BEGIN ENTRIES SHOWN

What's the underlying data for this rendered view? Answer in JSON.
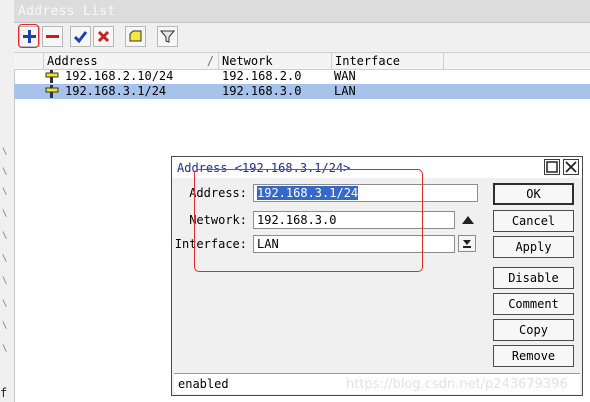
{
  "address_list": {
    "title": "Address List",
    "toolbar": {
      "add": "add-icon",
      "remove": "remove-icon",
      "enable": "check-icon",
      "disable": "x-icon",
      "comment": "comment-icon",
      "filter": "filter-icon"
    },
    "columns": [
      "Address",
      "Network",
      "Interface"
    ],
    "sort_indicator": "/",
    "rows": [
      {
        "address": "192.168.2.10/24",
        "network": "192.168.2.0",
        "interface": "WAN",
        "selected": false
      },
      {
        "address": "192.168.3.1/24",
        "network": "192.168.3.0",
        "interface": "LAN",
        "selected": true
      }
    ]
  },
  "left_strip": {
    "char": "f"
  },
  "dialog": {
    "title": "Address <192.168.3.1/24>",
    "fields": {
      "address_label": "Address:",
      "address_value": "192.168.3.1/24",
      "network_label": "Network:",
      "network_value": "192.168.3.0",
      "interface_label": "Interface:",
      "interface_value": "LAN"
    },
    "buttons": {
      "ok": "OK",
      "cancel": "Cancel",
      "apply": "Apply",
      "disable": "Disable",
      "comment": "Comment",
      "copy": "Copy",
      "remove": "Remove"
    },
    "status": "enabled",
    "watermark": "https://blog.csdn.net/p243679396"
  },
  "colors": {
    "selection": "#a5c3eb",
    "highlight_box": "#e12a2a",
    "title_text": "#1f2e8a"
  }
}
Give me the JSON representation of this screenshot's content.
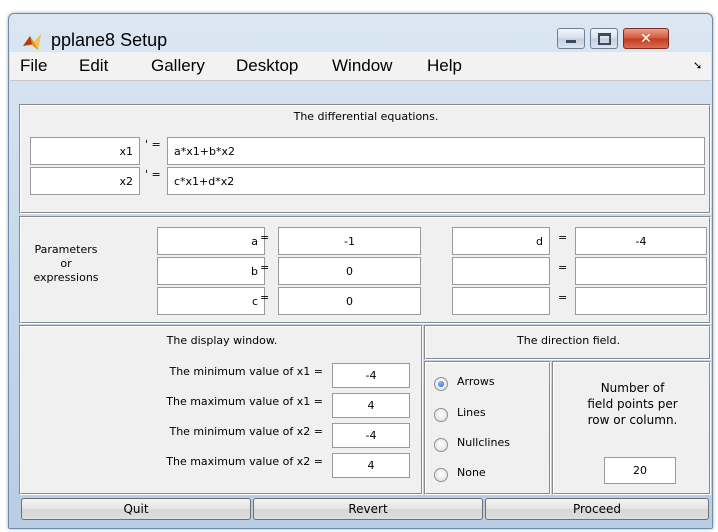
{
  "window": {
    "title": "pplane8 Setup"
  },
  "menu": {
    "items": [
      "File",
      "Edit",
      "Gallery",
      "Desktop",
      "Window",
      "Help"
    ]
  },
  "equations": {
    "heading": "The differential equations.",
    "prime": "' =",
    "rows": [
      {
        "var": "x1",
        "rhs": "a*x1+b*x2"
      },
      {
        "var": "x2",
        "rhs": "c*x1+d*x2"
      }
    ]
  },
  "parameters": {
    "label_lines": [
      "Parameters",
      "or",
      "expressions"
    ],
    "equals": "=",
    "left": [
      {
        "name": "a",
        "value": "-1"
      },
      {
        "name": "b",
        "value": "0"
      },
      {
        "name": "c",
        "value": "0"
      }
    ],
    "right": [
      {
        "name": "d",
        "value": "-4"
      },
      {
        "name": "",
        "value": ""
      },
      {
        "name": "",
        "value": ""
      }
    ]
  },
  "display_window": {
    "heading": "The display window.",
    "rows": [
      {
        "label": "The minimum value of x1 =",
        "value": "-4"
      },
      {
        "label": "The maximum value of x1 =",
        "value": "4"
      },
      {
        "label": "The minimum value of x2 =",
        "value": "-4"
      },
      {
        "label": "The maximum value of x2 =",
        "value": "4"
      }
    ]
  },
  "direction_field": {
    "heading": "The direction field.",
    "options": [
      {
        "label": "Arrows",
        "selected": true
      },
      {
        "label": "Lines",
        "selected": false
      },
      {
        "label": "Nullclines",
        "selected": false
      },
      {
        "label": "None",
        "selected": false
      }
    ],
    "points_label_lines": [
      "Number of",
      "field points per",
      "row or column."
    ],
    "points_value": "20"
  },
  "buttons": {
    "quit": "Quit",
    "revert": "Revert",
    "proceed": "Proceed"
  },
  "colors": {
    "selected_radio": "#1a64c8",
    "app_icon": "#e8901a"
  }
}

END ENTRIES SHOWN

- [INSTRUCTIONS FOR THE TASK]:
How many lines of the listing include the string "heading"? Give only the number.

- [EXERCISE RESULT]:
3